Many visitors only get one chance to experience the taj mahal private tours so they want to document the experience with many pictures. But if you’re a dedicated photographer and want to bring home some truly breathtaking shots of the Taj Mahal, I’ve got some advice to help stack the chances in your favour.
Cross the river, and more so on Fridays.
Before starting your taj mahal private tour you need to do some survey of the area. You should visit Mahtab Bagh, also known as the Moonlight Garden, on the other side of the Yamuna River to get a new perspective. Since you will stay in town for at least a few days, getting to the gardens is as simple as hailing a cab.
The gardens are fine, but the sight of the Taj Mahal’s backside across the river is the primary attraction. Tripods are not permitted in the Mahtab Bagh, so going to the beach for a better view may not be an option. There is a cost to enter.
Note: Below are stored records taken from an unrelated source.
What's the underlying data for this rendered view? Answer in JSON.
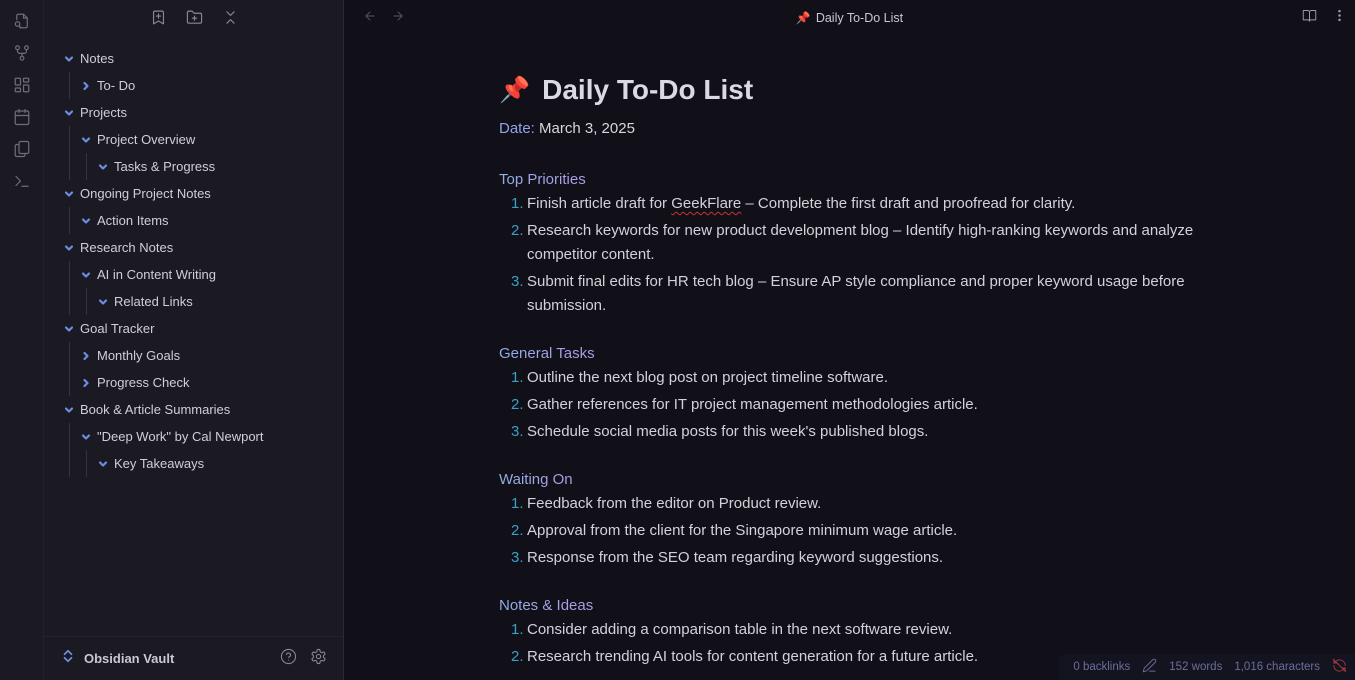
{
  "ribbon": {
    "icons": [
      {
        "name": "search-file-icon"
      },
      {
        "name": "graph-view-icon"
      },
      {
        "name": "canvas-icon"
      },
      {
        "name": "calendar-icon"
      },
      {
        "name": "copy-icon"
      },
      {
        "name": "command-palette-icon"
      }
    ]
  },
  "sidebar": {
    "toolbar": {
      "new_note_icon": "bookmark-plus-icon",
      "new_folder_icon": "folder-plus-icon",
      "collapse_icon": "collapse-all-icon"
    },
    "tree": [
      {
        "label": "Notes",
        "level": 0,
        "expanded": true
      },
      {
        "label": "To- Do",
        "level": 1,
        "expanded": false
      },
      {
        "label": "Projects",
        "level": 0,
        "expanded": true
      },
      {
        "label": "Project Overview",
        "level": 1,
        "expanded": true
      },
      {
        "label": "Tasks & Progress",
        "level": 2,
        "expanded": true
      },
      {
        "label": "Ongoing Project Notes",
        "level": 0,
        "expanded": true
      },
      {
        "label": "Action Items",
        "level": 1,
        "expanded": true
      },
      {
        "label": "Research Notes",
        "level": 0,
        "expanded": true
      },
      {
        "label": "AI in Content Writing",
        "level": 1,
        "expanded": true
      },
      {
        "label": "Related Links",
        "level": 2,
        "expanded": true
      },
      {
        "label": "Goal Tracker",
        "level": 0,
        "expanded": true
      },
      {
        "label": "Monthly Goals",
        "level": 1,
        "expanded": false
      },
      {
        "label": "Progress Check",
        "level": 1,
        "expanded": false
      },
      {
        "label": "Book & Article Summaries",
        "level": 0,
        "expanded": true
      },
      {
        "label": "\"Deep Work\" by Cal Newport",
        "level": 1,
        "expanded": true
      },
      {
        "label": "Key Takeaways",
        "level": 2,
        "expanded": true
      }
    ],
    "footer": {
      "vault_name": "Obsidian Vault",
      "help_icon": "help-icon",
      "settings_icon": "gear-icon"
    }
  },
  "topbar": {
    "back_icon": "arrow-left-icon",
    "forward_icon": "arrow-right-icon",
    "tab_emoji": "📌",
    "tab_title": "Daily To-Do List",
    "reading_view_icon": "book-open-icon",
    "more_icon": "more-vertical-icon"
  },
  "document": {
    "title_emoji": "📌",
    "title": "Daily To-Do List",
    "date_label": "Date:",
    "date_value": " March 3, 2025",
    "sections": [
      {
        "heading": "Top Priorities",
        "items": [
          {
            "num": "1.",
            "pre": "Finish article draft for ",
            "flagged": "GeekFlare",
            "post": " – Complete the first draft and proofread for clarity."
          },
          {
            "num": "2.",
            "pre": "Research keywords for new product development blog – Identify high-ranking keywords and analyze competitor content.",
            "flagged": "",
            "post": ""
          },
          {
            "num": "3.",
            "pre": "Submit final edits for HR tech blog – Ensure AP style compliance and proper keyword usage before submission.",
            "flagged": "",
            "post": ""
          }
        ]
      },
      {
        "heading": "General Tasks",
        "items": [
          {
            "num": "1.",
            "pre": "Outline the next blog post on project timeline software.",
            "flagged": "",
            "post": ""
          },
          {
            "num": "2.",
            "pre": "Gather references for IT project management methodologies article.",
            "flagged": "",
            "post": ""
          },
          {
            "num": "3.",
            "pre": "Schedule social media posts for this week's published blogs.",
            "flagged": "",
            "post": ""
          }
        ]
      },
      {
        "heading": "Waiting On",
        "items": [
          {
            "num": "1.",
            "pre": "Feedback from the editor on Product review.",
            "flagged": "",
            "post": ""
          },
          {
            "num": "2.",
            "pre": "Approval from the client for the Singapore minimum wage article.",
            "flagged": "",
            "post": ""
          },
          {
            "num": "3.",
            "pre": "Response from the SEO team regarding keyword suggestions.",
            "flagged": "",
            "post": ""
          }
        ]
      },
      {
        "heading": "Notes & Ideas",
        "items": [
          {
            "num": "1.",
            "pre": "Consider adding a comparison table in the next software review.",
            "flagged": "",
            "post": ""
          },
          {
            "num": "2.",
            "pre": "Research trending AI tools for content generation for a future article.",
            "flagged": "",
            "post": ""
          }
        ]
      }
    ]
  },
  "statusbar": {
    "backlinks": "0 backlinks",
    "words": "152 words",
    "characters": "1,016 characters",
    "edit_icon": "pencil-icon",
    "sync_icon": "sync-off-icon"
  },
  "colors": {
    "accent": "#6d8de0",
    "heading": "#96a5ec",
    "list_number": "#3aa0c8",
    "spellcheck": "#d03030",
    "sync_error": "#a83a40"
  }
}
Get Here Earlier
Seeing the Taj Mahal at sunrise is a must on any once-in-a-lifetime trip. If you can get there early, you can expect fewer people. I wouldn’t say I like having people in my photographs at a place like this, but having some space to move around is good.
When you arrive, expect to wait in the queue and go through security procedures. There will be limits on what you can carry with you, and the women’s column moves much more slowly than the men’s. You may be charged a ‘professional’ fee or have your tripod confiscated if you bring it. Put the tripod away, please.
Remember your polarising and haze filters.
Glare and haze, while always present, can be mitigated using a polarising filter. Remember that the morning or sunset straight-on shot from the pools is ideal for such a filter because of the angle at which the light enters the lens.
Contrary to the Norm
Once inside the grounds, the first logical step is to enter through the southern entrance and take in the sights. Feel free to stare. The initial perspective through the arches is breathtaking.
Stop staring and start moving ahead but in the opposite direction of everyone else. Ropes direct non-Indians to the left, up some stairs, and onto the dais, while Indians enter through a different door on the right. To get the most excellent shots of the sunrise, you need to be on the building’s right side (right = East).
You must remove or put your shoes in coverings before entering the dais area. To begin taking pictures in the morning light, you should move away from the building to the right side of the dais.
Let the Sunshine In
If you get there early, you may become too excited about the extra space you have to take pictures. It could take the sun a couple of hours to fully illuminate the building, by which time you would have been jolted awake. However, timing is everything, so don’t rush things.
It’s Not Just the Taj Mahal
The Taj Mahal consists of three buildings: the main, mosque, and guest houses. The open structure is said to have been constructed to counteract the mosque’s Islamic design. Visit these buildings to see how their colours and styles contrast with the white of the Taj.